If your repair manual did not say that, you need a new manual, a real one.
I had an Original 1967 Mustang
, I bought it from the original purchaser with papers in 1978, that car still runs like a champion, original 300ci 6cyl Canadian Forged Ford Motor. 1 bbl Carb, 3 on the floor. she can out torque almost any car that comes next to her in the 1/8th, sheI own them, that is all original, I rebuilt the motor at 240,000 miles, used OEM Ford parts.
You have just about managed to ruin a very very sweet ride.
But that is your thing, so go for it, I suspect a Fuse Block, or Fusible Link , which were not made in 1967, but sounds like one of them add on electric components and all that goofy wiring that was not needed is what pooched the electrical system.
You need to have the Negative Terminal off the battery.
Positive Lead off the starter.
That is like car repair 101 stuff, if there is no ground, there can be no ignition.
If there is Ground, a circuit can be completed by any slipped wire or dropped metal object that touches Ground.
I have seen people do that , I have seen them almost lose digits when the car all of a sudden cranked.
Get a Haynes or Chiltons Manual, get both, read them. They will say Remove the battery. That knocks out any chance of it exploding in your face or starting the crank on a whoops.
Now that you have read that manual, read the Manual that came with all those junk add ons you did not need.
After you have removed about 25 lbs of junk, you might be near an original Mustang.
Wait a sec, you never mentioned the engine, ut oh, you went a bought a chop shop Mustang.
Ok, so work with what you have, you have a 67 Mustang Body with an unknown ford motor.
I wired my 67 twice, the two times it needed it, I never added anything to it, I never took anything off that was still working.
The column had three wires, Hot, Ground and Neutral.Or Positive, Negative and Neutral.

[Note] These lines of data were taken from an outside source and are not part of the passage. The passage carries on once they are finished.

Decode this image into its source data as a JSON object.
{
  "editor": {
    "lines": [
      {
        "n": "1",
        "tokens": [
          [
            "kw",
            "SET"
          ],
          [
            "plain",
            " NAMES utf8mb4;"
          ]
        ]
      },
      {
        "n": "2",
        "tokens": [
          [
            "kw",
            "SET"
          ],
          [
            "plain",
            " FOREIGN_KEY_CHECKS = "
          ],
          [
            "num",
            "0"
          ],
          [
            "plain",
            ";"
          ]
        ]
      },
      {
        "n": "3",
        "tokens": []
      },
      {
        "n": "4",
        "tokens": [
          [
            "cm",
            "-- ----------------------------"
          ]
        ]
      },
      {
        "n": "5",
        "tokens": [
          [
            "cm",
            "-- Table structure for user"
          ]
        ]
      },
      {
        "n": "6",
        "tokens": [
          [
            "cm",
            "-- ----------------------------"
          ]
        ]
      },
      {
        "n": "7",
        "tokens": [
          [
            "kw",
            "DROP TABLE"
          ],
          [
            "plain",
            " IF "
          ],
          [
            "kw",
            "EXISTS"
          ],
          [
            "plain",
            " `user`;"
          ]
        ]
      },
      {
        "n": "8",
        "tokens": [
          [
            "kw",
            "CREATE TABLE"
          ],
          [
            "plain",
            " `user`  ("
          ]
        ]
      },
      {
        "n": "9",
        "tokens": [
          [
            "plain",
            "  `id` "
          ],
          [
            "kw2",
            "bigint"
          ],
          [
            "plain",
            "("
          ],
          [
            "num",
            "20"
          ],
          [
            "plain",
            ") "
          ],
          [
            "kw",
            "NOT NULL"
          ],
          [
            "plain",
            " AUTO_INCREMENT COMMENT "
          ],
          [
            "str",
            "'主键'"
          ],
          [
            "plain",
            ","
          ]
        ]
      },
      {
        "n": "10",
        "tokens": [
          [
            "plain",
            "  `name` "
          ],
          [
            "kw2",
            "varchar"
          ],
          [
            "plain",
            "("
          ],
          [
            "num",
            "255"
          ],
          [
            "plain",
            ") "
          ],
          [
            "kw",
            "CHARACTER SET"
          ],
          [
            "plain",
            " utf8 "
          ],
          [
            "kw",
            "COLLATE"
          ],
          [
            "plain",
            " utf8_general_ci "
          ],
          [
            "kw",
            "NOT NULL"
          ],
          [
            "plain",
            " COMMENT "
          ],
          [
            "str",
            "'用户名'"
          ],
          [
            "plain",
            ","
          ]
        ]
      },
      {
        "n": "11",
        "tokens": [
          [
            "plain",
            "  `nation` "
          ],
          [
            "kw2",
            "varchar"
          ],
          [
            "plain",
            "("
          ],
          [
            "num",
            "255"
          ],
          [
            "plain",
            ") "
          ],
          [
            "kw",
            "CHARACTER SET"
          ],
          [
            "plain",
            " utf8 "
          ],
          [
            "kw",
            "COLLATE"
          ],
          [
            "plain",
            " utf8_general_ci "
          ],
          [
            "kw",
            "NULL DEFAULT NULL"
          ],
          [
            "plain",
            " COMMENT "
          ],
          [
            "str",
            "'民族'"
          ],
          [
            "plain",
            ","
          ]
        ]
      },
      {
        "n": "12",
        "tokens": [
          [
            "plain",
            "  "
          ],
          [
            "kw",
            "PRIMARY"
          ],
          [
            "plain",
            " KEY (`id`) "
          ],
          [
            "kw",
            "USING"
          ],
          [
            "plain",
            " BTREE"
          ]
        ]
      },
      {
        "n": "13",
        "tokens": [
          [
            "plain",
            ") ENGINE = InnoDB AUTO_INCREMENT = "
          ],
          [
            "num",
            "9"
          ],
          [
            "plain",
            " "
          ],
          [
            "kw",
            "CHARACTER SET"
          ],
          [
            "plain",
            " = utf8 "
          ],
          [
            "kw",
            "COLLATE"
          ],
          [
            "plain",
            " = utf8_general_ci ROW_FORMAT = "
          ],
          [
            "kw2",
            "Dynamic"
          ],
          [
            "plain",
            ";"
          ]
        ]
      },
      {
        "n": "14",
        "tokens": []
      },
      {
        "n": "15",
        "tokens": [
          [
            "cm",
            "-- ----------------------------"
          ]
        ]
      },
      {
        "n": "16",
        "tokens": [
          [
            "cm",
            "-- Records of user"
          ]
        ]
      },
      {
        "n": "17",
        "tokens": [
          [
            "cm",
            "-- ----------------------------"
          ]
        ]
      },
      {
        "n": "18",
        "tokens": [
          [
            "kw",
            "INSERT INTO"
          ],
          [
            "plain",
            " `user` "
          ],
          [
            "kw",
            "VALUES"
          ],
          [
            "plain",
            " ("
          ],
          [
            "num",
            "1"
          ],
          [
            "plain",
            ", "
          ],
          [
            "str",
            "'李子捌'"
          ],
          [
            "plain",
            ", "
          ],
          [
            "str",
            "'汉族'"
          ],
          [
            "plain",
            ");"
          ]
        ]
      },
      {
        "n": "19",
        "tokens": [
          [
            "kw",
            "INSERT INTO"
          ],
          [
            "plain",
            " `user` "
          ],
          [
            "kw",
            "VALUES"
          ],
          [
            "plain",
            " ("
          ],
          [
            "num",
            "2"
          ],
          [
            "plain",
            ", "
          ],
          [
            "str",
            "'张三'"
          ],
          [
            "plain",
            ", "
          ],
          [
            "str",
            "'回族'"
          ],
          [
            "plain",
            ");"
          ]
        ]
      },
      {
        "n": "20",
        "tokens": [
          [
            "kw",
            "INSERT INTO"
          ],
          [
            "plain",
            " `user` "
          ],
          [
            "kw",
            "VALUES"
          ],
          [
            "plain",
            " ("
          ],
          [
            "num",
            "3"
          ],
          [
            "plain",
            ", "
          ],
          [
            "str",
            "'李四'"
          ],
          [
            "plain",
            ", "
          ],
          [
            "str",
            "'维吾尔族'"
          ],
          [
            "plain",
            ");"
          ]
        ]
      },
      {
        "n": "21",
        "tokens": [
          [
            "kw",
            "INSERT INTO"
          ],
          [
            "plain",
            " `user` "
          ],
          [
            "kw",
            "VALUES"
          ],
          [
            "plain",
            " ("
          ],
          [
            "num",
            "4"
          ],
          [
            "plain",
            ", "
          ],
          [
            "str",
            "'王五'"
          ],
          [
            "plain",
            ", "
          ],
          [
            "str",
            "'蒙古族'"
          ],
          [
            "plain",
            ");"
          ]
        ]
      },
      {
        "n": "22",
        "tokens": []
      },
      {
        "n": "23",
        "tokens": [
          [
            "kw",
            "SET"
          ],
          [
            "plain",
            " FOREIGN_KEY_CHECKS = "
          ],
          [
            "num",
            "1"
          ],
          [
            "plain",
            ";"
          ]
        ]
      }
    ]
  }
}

The only way to read the Voltage/Wattage and Amperage on a battery is when the battery is under load.
Go up to any 12v battery, and dry test it, yep, it has power!
they all do.
Under Load , when the motor is running, is when you test it, that way you will see if there is a bad draw, too much in, too much out, you know the stuff that is not right.
Then you can determine where to look at next, if the batt is overcharging, alternator is over amping, if battery is losing charge, is a short, a bad connection or alternator is worn out.
Those old cars are so simple, do not over-complicate a simple 12v system.
That is just not right and ruins any collectible value that car may have once had.
Sorry to be so but c?on man, is a simple 12v (unknown CI) Ford Motor.
Thats 50 years of Ford Mustang your looking at, Lee Iacoca was a genius!